Michelada And Chelada Time

Yet another Mexican phenomenon is the talk of the beer business.

Building on the popularity of Mexican beers, cheledas are attracting attention at Florida’s Mendez Fuel (pictured).
Building on the popularity of Mexican beers, cheledas are attracting attention at Florida’s Mendez Fuel (pictured).

As beer retailers are filling the shelves for the summer selling season, it might be wise to make room for a few micheladas. The Mexican-born drinks, and most especially their chelada variants, continue to buck overall beer sales trends and woo an ever-growing customer base. Indeed, cheladas are poised to be a hot trend in the beer category this summer. 

Micheladas—typically comprised of lager, lime juice, hot sauce, spices, and sometimes tomato or clam juice—have long been the beer lover’s alternative to the Bloody Mary. But thanks to the strong growth of the Modelo Especial line of mostly fruit-forward cheladas in recent years, the products are gaining placement in cold boxes and on beer shelves across the country. “The strong performance of our flavors has enabled Modelo Chelada to become the No. 1 ready-to-drink chelada in the category,” says Greg Gallagher, senior vice president of brand marketing at Constellation Brands. For the 52 weeks ending April 21, dollar sales of Modelo Chelada increased more than 30%, notes Gallagher, pointing to Circana data. 

Modelo Chelada Especial—a mix of the popular Mexican brew, tomato, salt, and lime—was first introduced in 2013. Since then, Constellation Brands has launched six fruit-flavored line extensions in 24-ounce single-serve cans ($4), along with three different 12-packs of 12-ounce cans ($18). According to Gallagher, the brand surpassed sales volume of 20 million (2.25-gallon) cases in 2023. Indeed, for the last five years, Modelo Chelada has earned Hot Brand status from Impact Databank. 

Earlier this year, the Modelo Chelada line was expanded with the Fresca Picante (strawberry and chili pepper) expression, joining the portfolio’s other flavors—Limón y Sal, Mango y Chile, Piña Picante (pineapple and chili pepper), Naranja Picosa (spicy orange), and Sandia Picante (spicy watermelon). Modelo Negra, the brand’s dark lager sibling, has also expanded into cheladas, with the introduction of Modelo Chelada Negra con Chile this spring in select states. According to Gallagher, marketing support for Modelo Chelada will be expanded this summer “to further drive awareness and reach new flavor-seeking consumers.” Support includes English and Spanish language media, as well as the integration of Chelada into Modelo Especial retail and sponsorship programming to drive sampling opportunities. 

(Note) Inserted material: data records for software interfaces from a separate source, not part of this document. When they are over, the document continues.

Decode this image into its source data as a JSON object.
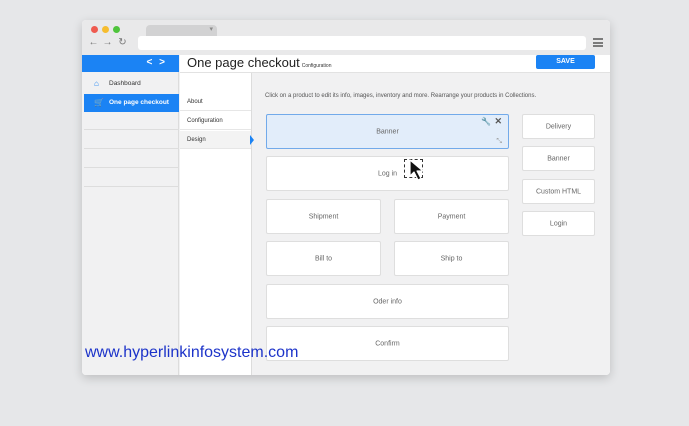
{
  "app": {
    "page_title": "One page checkout",
    "page_subtitle": "Configuration",
    "save_label": "SAVE",
    "hint": "Click on a product to edit its info, images, inventory and more. Rearrange your products in Collections."
  },
  "sidebar": {
    "collapse_arrows": "< >",
    "items": [
      {
        "label": "Dashboard",
        "icon": "home-icon"
      },
      {
        "label": "One page checkout",
        "icon": "cart-icon"
      }
    ]
  },
  "subnav": {
    "items": [
      {
        "label": "About"
      },
      {
        "label": "Configuration"
      },
      {
        "label": "Design"
      }
    ]
  },
  "layout_blocks": {
    "banner": "Banner",
    "login": "Log in",
    "shipment": "Shipment",
    "payment": "Payment",
    "bill_to": "Bill to",
    "ship_to": "Ship to",
    "order_info": "Oder info",
    "confirm": "Confirm"
  },
  "palette": {
    "delivery": "Delivery",
    "banner": "Banner",
    "custom_html": "Custom HTML",
    "login": "Login"
  },
  "watermark": "www.hyperlinkinfosystem.com",
  "colors": {
    "accent": "#1b83f4",
    "selected_block": "#e2edfa",
    "watermark": "#1c33c9"
  }
}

While Modelo Chelada is the category leader—Gallagher says it has a 67% dollar share—other brands also play a role. Mexican brews Tecate and Sol both front michelada or chelada line extensions, and Constellation Brands’ Victoria, a Vienna-style lager, launched Vicky Chamoy, a chamoy-flavored beer, with notes of sweet, salty, spicy, and sour, in 2022. Anheuser-Busch, meanwhile, has been marketing Budweiser and Bud Light cheladas, made with Clamato juice, for about 15 years. Last year, the Bud Light Chelada line was expanded with the introduction of the Tajín Chili Limón expression ($14 a 12-pack of 12-ounce cans), in partnership with Tajín USA, the chili powder marketer. 

Cheladas are largely sold as 24- or 25-ounce single-serve cans, and convenience stores have emerged as the largest trade channel for the products. Gallagher says that c-stores account for more than half of Modelo Chelada’s volume, and dollar sales in the channel jumped 27% in the most recent 52-week period. “Michelada is a hot category in our stores,” says Joseph Bickham, CEO of Fuel City, a chain of seven c-stores in the Dallas area. Blanca Ruiz, retail specialist at the chain, notes that the stores stock about 20 different chelada SKUs, and that Modelo Cheladas are among the stores’ top-selling items. At Miami-based Mendez Fuel, meanwhile, co-owner Andrew Mendez says, “Cheladas do very well at our stores, especially the stores that attract more Hispanic customers.” Modelo Chelada ($4) is the top seller at the chain, but “sales of Bud and Bud Light Cheladas have picked up lately,” Mendez notes. 

Both Mendez and Ruiz expect chelada growth to continue. The Miami retailer says he’s a bit surprised that other leading brands haven’t entered the segment, a move that would certainly drive awareness. According to Ruiz, the continued marketing and new flavor support from brands like Modelo will benefit beer retailers. “The popularity and consumer demand for cheladas is very high,” she says, “and we’ll continue to capitalize on these opportunities.”